Data records for software interfaces:

________________________________________

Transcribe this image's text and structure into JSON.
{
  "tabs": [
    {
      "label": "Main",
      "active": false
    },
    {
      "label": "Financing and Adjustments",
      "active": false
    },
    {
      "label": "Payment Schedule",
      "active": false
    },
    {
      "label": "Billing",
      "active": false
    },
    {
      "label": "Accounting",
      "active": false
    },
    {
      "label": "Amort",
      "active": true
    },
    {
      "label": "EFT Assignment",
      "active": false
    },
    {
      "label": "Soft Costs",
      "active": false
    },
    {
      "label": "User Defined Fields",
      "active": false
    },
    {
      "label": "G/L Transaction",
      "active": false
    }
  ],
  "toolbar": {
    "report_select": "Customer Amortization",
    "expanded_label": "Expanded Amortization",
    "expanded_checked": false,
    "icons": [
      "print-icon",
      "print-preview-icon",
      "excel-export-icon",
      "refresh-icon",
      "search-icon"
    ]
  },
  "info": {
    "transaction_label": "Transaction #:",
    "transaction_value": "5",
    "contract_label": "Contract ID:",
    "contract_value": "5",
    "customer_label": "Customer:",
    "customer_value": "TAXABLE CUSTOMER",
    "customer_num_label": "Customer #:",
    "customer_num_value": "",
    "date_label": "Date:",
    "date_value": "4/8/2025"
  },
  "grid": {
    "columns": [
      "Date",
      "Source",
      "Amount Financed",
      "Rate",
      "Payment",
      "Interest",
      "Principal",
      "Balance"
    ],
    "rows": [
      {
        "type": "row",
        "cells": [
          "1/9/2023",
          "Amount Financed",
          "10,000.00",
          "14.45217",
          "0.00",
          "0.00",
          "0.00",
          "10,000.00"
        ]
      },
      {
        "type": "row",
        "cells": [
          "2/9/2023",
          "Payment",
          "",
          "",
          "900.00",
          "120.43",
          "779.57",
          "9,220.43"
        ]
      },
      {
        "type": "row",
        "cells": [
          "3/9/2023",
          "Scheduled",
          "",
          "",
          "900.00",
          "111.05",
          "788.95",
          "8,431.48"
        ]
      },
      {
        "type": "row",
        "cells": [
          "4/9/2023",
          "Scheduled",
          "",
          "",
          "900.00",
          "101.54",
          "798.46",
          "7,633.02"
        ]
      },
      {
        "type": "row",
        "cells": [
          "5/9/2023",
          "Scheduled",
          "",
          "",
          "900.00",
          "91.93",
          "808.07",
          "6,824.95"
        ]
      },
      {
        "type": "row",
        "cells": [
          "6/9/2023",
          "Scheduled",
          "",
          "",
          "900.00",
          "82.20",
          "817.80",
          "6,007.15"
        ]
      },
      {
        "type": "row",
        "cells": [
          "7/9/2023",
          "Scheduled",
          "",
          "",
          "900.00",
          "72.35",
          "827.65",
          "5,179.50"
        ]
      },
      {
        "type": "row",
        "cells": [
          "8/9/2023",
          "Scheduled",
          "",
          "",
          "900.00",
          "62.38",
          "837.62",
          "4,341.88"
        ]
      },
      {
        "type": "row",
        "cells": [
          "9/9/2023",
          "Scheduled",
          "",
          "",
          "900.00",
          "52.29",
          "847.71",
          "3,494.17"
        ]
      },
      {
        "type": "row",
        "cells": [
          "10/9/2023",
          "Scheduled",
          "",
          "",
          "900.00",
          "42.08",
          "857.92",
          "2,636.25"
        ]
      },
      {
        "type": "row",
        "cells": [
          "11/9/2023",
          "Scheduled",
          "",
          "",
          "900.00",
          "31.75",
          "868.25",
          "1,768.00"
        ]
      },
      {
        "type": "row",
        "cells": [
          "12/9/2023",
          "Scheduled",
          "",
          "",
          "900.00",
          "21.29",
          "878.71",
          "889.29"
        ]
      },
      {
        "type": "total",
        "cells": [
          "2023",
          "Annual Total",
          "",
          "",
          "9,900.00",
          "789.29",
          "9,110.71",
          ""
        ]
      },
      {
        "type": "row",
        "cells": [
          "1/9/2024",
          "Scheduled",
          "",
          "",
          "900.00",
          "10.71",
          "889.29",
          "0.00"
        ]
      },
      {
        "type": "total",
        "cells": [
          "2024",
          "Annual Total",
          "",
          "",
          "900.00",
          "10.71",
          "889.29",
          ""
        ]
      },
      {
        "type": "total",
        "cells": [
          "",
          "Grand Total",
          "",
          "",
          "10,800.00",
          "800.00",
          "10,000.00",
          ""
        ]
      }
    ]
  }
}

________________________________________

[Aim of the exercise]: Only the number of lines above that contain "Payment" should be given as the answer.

[Written answer]: 3